I have to apologize to Anne Mitchell, presenter from Ancestry.com. Every conference my article on her presentation is, well, wanting. It’s no fault of hers. She gives great presentations.
During the conference it is all I can do to keep up writing about the keynote sessions. In the days immediately following the conference I next turn to newsy sessions about Ancestry.com and FamilySearch that announced new and upcoming features. These are usually presented by product managers. Ancestry.com product managers don’t present; FamilySearch product managers do. That means FamilySearch gets more than an even share of articles.
By the time I’ve been home a week my memory has faded. My notes don’t make any sense. I’m bored with conference articles. I’m ready to move on. That’s when Mitchell’s presentation inevitably comes up. Sorry, Anne.
Well, that time has come.
Fortunately, Anne has posted her slides online. With slides in hand, for once my notes make sense! You can find them at http://ancestry-reference-desk.com/links/slides-from-presentations/. (The Ancestry.com Reference Desk website is Mitchell’s new blog about using Ancestry.com or Fold3 in a library or institution.)
While Mitchell’s overall presentation was about writing up our Ancestors’ stories, I was most interested in the numerous search tips and tools (slides 8-26).
“There is not one perfect way to search,” said Mitchell. “If anyone tells you differently, just smile at them.”
Search tools #3 and #4 concern local and family history books. “Local histories and surname histories are great resources,” said Mitchell. In my experience Ancestry’s normal search is not likely to find your ancestors in these books. You need to first identify a book of interest and then read or search it. First, find the book by going to the card catalog. Filter by Stories, Memories, & Histories. Type in the name of the place or surname in the Keywords field—not the titles field. Once you have found the book, try searching, but don’t ignore the index found at the back of the book.

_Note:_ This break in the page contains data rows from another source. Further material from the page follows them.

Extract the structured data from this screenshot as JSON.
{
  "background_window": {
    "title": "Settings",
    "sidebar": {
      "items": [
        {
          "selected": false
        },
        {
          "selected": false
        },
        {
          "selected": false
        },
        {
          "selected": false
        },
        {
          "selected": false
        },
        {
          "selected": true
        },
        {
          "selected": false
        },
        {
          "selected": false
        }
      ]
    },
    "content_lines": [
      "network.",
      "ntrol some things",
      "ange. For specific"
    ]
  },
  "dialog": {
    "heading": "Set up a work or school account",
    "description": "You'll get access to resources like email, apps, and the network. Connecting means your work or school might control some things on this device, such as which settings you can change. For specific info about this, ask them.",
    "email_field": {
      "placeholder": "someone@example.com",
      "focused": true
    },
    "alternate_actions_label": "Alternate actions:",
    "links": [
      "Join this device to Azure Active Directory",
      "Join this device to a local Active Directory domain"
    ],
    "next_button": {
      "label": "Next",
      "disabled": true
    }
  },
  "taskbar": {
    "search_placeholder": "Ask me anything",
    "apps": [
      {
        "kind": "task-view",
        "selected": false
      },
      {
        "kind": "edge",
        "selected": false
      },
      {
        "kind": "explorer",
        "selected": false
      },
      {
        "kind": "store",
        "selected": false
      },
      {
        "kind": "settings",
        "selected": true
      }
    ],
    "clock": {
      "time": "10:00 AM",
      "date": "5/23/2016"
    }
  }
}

Search tool #7 is One World Tree (OWT). OWT is a combination (like FamilySearch’s Ancestral File) of the submissions of many people, stitched together by a computer into a single tree of all humanity. I wasn’t able to find OWT in the Card Catalog. To find it, I clicked on Search, I scrolled down until I found “Family Trees” in the right-hand column. Underneath it I clicked on “More…” Then in the right-hand column I clicked on OneWorldTree. What you can find through the card catalog is Ancestry World Tree (aka RootsWeb WorldConnect) which is one of the sources for OWT. OWT hasn’t been updated in a long time, but to the extent that people update their RootsWeb WorldConnect trees, they are more current. Try searching these two tree systems, particularly the Ancestry World Trees marked with a Sources icon.
“Can I guarantee you that every tree out there is correct?” asked Mitchell. “No. Can I promise you that you can find absolutely amazing stuff? Yes.”
Search tool #15 is to read the database search form to see what is indexed and searchable. Select Show Advanced. “If you’re here at a conference, you are capable enough to never do anything but an advanced search,” she said. Then look at all of the fields listed.
As an example, look at “New York Passenger Lists, 1820-1957.” Beyond the standard things, you can search on:
- Arrival year, month, and day
- Arrival port
- Departure port
- Ship name
(Try searching on Ship’s name on FamilySearch. Don’t get me started on how poor their search forms are.)
I have a question about one thing Anne said. She said that if it isn’t listed, it wasn’t indexed for searching. That wasn’t true when I worked at Ancestry.com. The Keyword field was provided for searching a few miscellaneous fields that aren’t used enough or useful enough to warrant their own search field. Is that no longer the case?
She gave another, unnumbered, tip I wanted to mention. Sometimes its nice to know how big a place is when you’re creating theories about unique identity. To find the number of people in Smithfield, Utah in 1910 I would search the 1910 census, set Lived In to Smithfield, Cache, Utah, USA (restrict to that exact place), and leave the name fields blank. Above the results it says “Matches 1–20 of 2,067.” That tells me the number of people in town. Now I know that Smithfield’s a pretty small place, so everyone probably knows everyone. That’s useful to know.
Say I have a record about John Pitcher of Smithfield. Does that uniquely identify a person? I could add the name (restrict to exact) and find out there are three John Pitchers in town. No. I need more information to determine which John is spoken of. If there were only one, then I would know all the details of the record applied to that one person.
Thanks, Anne, for all these tips.